┌──

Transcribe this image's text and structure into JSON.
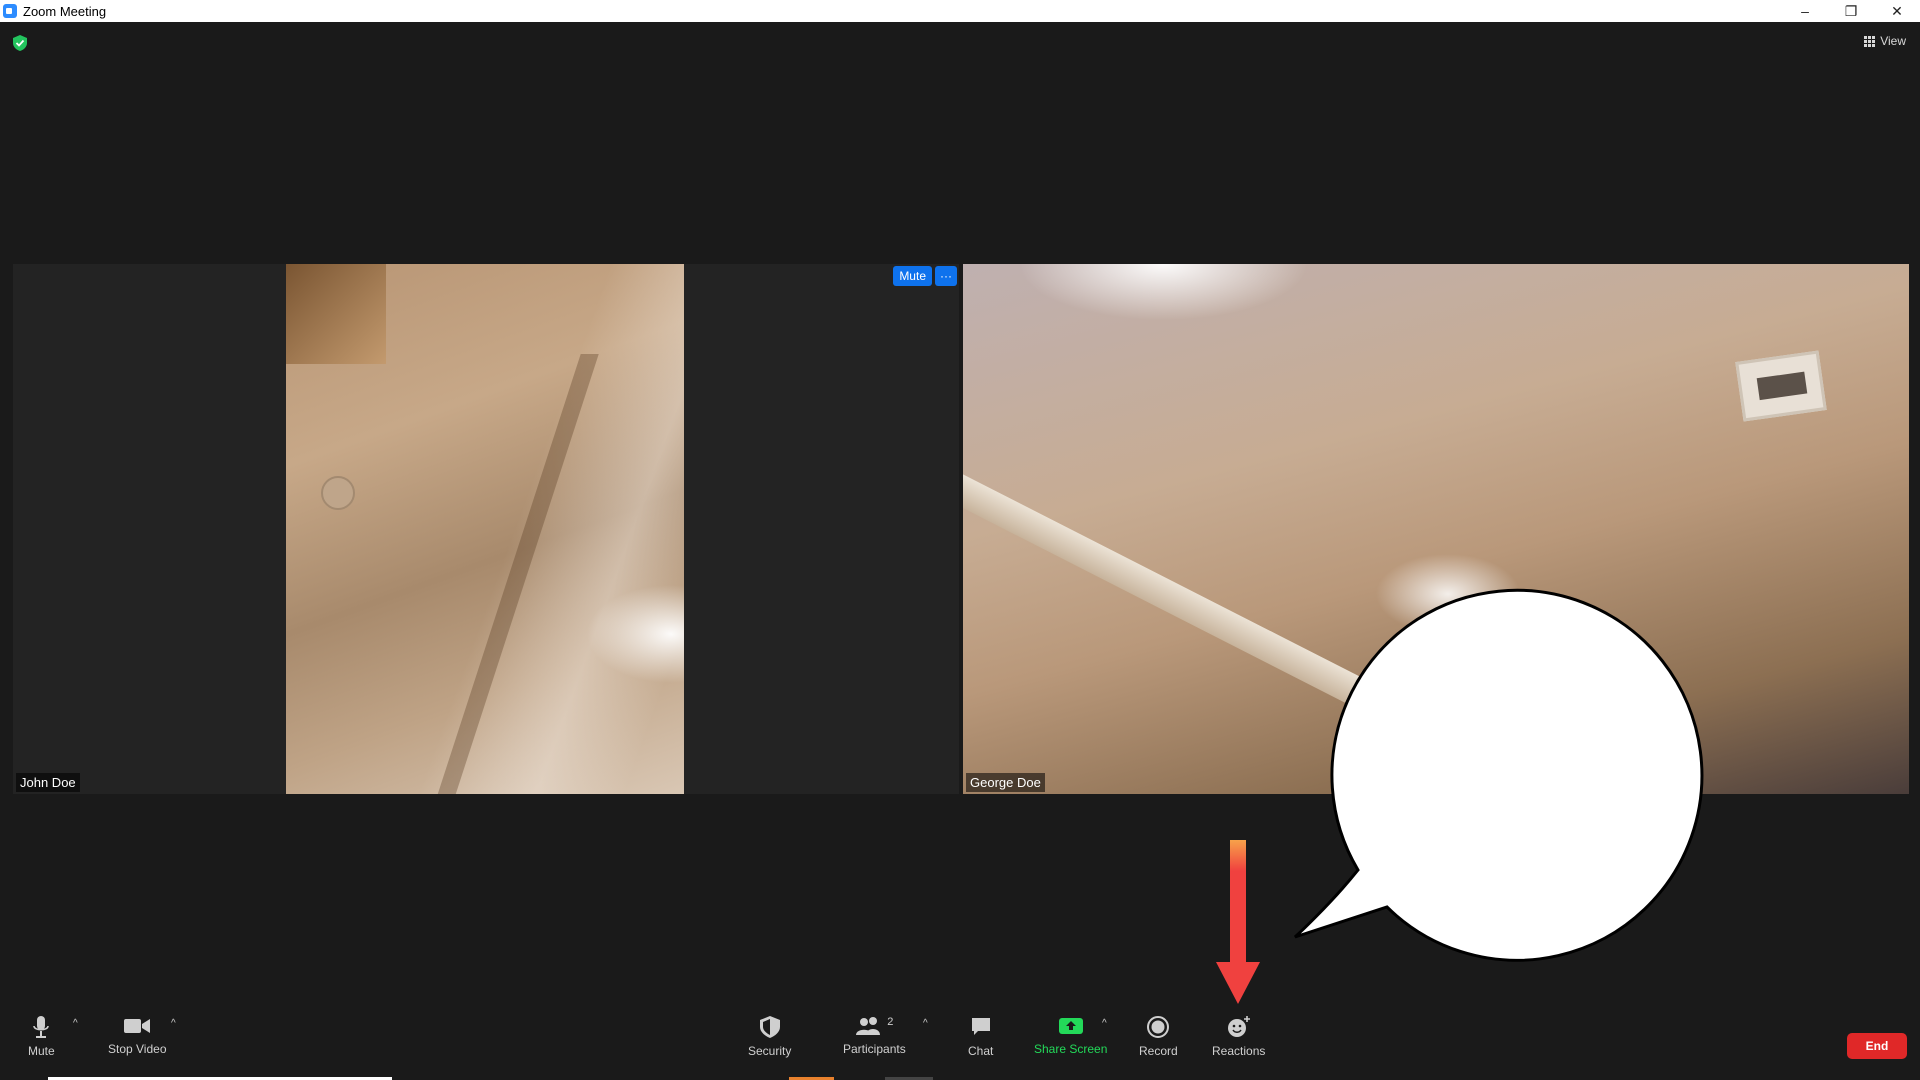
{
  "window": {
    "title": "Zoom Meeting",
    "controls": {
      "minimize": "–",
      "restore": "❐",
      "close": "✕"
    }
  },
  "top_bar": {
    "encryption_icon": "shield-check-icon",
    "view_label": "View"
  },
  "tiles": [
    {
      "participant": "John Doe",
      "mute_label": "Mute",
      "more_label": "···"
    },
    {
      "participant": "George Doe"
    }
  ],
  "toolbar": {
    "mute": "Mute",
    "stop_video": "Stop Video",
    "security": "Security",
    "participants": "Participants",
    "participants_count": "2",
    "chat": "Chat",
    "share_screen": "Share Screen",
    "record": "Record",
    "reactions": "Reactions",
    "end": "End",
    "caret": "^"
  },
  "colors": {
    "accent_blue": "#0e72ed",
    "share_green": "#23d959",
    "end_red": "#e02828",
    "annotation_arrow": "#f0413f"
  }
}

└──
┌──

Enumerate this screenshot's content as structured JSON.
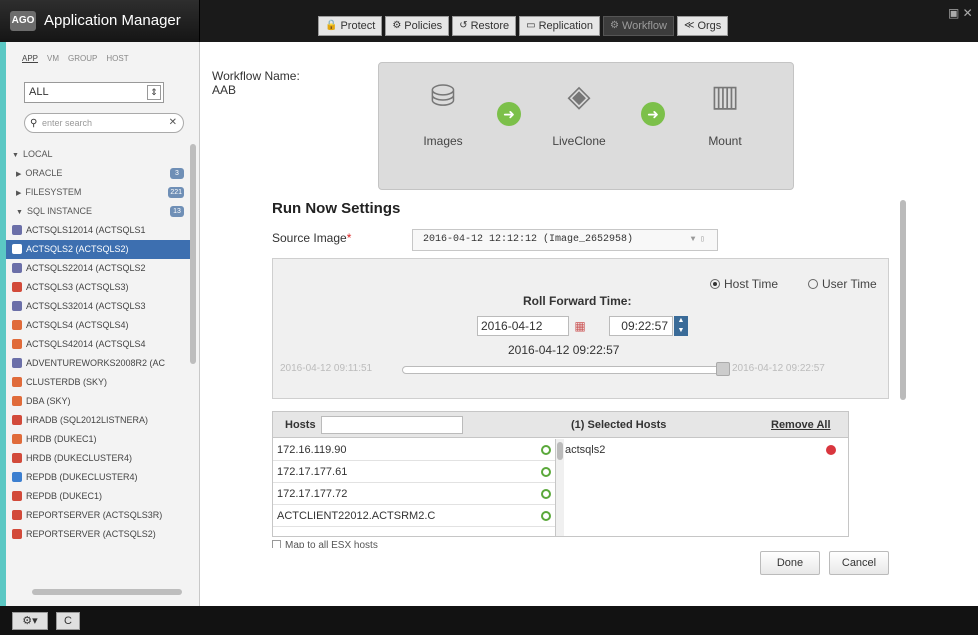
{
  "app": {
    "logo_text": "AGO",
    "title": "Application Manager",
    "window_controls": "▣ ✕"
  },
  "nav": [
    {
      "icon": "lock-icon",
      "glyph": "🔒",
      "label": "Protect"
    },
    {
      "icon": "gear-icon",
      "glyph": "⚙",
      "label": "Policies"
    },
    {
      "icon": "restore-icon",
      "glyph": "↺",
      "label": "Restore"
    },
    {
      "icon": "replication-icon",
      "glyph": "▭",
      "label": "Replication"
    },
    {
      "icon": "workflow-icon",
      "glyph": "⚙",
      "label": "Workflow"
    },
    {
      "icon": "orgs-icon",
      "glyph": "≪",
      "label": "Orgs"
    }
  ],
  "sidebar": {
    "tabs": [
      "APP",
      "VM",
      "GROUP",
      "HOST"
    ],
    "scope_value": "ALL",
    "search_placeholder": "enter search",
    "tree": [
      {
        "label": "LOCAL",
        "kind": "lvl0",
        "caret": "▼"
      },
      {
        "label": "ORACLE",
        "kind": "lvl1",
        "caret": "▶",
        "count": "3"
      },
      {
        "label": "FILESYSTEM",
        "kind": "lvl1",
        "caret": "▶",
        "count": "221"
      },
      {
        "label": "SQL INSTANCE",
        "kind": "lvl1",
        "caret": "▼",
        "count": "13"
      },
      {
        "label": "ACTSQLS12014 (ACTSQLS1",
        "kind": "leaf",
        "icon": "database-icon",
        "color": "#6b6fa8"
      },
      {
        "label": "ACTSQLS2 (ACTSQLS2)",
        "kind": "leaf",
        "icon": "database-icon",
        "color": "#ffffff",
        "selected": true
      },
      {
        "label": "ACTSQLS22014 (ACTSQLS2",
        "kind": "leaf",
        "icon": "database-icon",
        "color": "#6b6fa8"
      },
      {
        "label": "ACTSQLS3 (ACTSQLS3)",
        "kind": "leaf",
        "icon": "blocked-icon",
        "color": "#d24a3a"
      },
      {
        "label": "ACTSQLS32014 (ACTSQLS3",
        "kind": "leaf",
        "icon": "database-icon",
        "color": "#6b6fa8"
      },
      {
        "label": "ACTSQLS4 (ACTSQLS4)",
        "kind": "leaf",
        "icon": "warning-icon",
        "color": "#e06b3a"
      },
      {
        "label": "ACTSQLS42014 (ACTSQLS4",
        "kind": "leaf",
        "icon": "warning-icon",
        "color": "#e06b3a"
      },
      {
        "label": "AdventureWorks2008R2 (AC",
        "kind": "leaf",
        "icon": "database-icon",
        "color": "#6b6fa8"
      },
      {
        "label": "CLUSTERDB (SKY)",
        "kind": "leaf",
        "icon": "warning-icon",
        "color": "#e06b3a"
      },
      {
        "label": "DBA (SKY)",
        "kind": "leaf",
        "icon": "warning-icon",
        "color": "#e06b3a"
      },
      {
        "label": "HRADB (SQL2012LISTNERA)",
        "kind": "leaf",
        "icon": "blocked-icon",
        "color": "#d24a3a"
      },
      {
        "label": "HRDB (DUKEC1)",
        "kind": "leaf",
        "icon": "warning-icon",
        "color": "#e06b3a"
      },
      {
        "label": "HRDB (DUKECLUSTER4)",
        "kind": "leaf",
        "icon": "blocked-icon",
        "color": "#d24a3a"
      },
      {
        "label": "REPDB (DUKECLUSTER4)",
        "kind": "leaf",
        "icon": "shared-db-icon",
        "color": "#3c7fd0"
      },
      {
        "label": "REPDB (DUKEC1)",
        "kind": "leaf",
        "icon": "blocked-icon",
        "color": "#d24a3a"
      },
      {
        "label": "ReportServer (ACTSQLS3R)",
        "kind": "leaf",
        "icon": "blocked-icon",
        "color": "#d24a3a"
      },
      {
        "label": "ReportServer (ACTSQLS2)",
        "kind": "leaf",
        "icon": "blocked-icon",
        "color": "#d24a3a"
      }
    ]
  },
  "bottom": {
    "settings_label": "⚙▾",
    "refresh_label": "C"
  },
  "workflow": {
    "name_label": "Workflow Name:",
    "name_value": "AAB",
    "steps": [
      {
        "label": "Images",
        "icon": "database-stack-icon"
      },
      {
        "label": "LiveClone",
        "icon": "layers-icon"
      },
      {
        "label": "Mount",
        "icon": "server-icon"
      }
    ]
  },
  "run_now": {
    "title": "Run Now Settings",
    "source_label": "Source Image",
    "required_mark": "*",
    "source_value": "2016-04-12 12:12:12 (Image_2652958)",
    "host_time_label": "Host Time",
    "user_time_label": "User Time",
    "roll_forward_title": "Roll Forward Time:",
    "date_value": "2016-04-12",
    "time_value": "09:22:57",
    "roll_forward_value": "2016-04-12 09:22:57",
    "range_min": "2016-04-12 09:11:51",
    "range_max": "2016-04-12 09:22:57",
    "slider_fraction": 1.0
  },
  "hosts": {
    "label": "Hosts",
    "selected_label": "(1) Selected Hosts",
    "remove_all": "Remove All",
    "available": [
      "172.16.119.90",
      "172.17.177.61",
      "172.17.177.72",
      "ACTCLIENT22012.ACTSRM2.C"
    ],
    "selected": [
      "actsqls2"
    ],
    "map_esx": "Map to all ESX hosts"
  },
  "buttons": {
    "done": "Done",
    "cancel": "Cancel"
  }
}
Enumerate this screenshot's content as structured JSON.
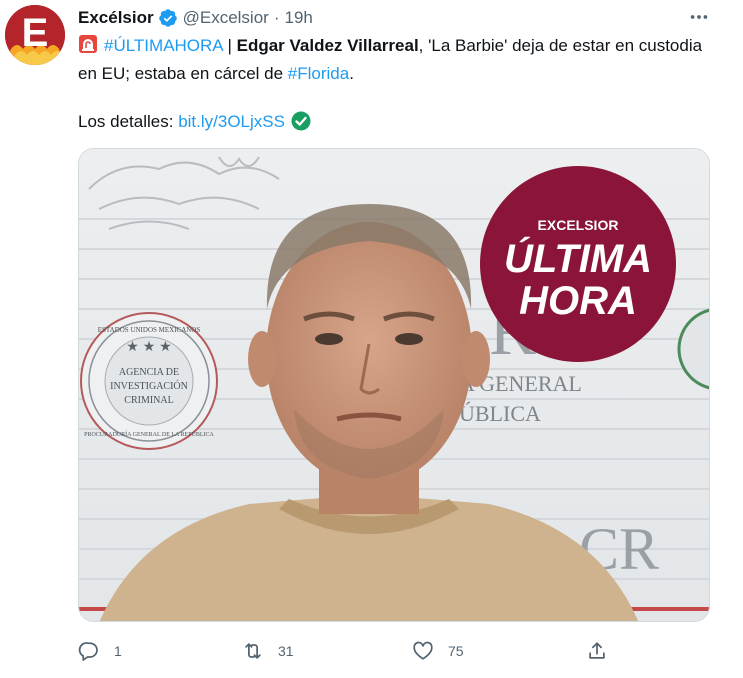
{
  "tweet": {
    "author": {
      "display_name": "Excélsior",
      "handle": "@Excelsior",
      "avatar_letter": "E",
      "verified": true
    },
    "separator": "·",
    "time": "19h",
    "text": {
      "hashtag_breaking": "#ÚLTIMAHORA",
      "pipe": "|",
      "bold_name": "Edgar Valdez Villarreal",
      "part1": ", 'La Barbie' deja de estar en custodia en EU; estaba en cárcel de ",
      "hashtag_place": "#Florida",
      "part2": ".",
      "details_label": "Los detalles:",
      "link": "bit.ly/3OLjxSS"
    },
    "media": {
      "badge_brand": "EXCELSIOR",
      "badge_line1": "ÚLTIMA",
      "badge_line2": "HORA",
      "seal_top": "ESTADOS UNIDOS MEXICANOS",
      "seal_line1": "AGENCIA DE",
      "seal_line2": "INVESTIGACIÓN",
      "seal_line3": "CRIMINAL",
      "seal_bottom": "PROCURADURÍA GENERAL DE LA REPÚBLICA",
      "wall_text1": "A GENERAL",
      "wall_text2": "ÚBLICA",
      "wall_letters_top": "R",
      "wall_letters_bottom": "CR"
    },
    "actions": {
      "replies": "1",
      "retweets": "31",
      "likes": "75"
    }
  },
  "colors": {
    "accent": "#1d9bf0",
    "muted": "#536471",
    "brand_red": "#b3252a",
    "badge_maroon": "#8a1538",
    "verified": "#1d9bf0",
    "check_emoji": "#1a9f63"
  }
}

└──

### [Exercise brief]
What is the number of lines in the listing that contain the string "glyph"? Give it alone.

### [Written solution]
6